Coffee and a Story to Go
I have this habit. I walk into a coffee shop or spend time in an airport, and I come away with a story. Maybe it is the writer in me, the quiet observer. It could be I am small and look irrevocably innocent. But, I think strangers become storytellers around me because I listen. Usually, a story begins with a small detail, a pair of unusual eyeglasses or a hat.
Take a writing class or read a book on writing and you’ll hear about the power of detail. One vivid detail can open a doorway to a world. It can also unfold a story in the world.
Once, standing in line at Starbucks, I noticed a man wore artsy glasses. I asked if he was an artist. He was—a designer for Ralph Lauren. Before our orders were filled, while my husband waited in the car, I knew about this man’s ailing father, his partner, their move.
Another time, I dashed into a convenience store. An elderly, hunched man shuffled glacially slow in front of me as I waited my turn at the coffee station. “Move it along, Speedy,” I teased. He apologized, “I am sorry I am so slow.” Nodding at his WWII Vet cap, I said, “Yeah, but you weren’t always this way.” He beamed, picked up his pace. In that moment, he was not a feeble, old man in a Kwik-E-Mart; he was a man with a story.
Everybody has a story. One summer afternoon, I sat in a train station with my family. The man next to me worked a crossword puzzle. “I don’t need help from your iPhone, Son,” he argued playfully. I leaned over and gave him the answer. He grinned at his son: I told you so. Turns out the father commanded helicopter pilots in Vietnam and the son was the colonel who led the war-changing charge into Baghdad; a movie was being made about the son starring Gerard Butler. Later, on the train, I saw these two unassuming men dining with strangers and giving up no hint of who they were.

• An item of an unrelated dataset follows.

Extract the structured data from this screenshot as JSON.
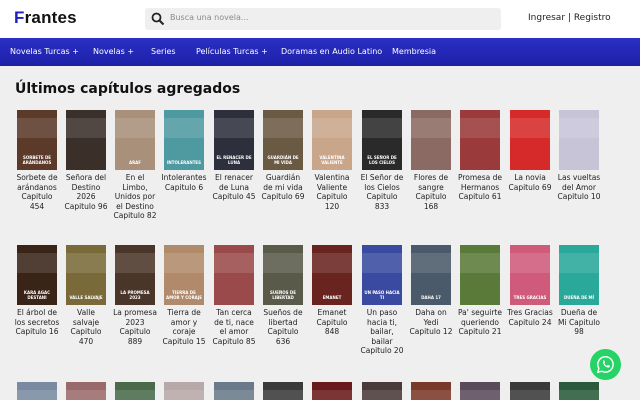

This is the wonder of stories. Stories are everywhere. An ordinary man boarding the train is a war hero. A woman working the register at Target lost her husband. A baby girl waving backwards at the fabric store is learning Cantonese. Most stories pass by us unheard. But stories are there, sitting in the waiting room, standing in the post office, walking in your shoes.
To be human is to live a story. Our stories trail behind us; our stories pull us forward. We are the creators of our own characters and plots, but also the listeners who bring the stories to life. When a story is heard, the teller comes alive again, we connect to our truer selves and each other, and we pass on the narrative that continues our civilization.
This is why I write stories, and why it takes me so long to get a cup of coffee.
Photo credit: Richard Pearson
*An earlier version of this post incorrectly stated that this contributor was featured in Issue 18.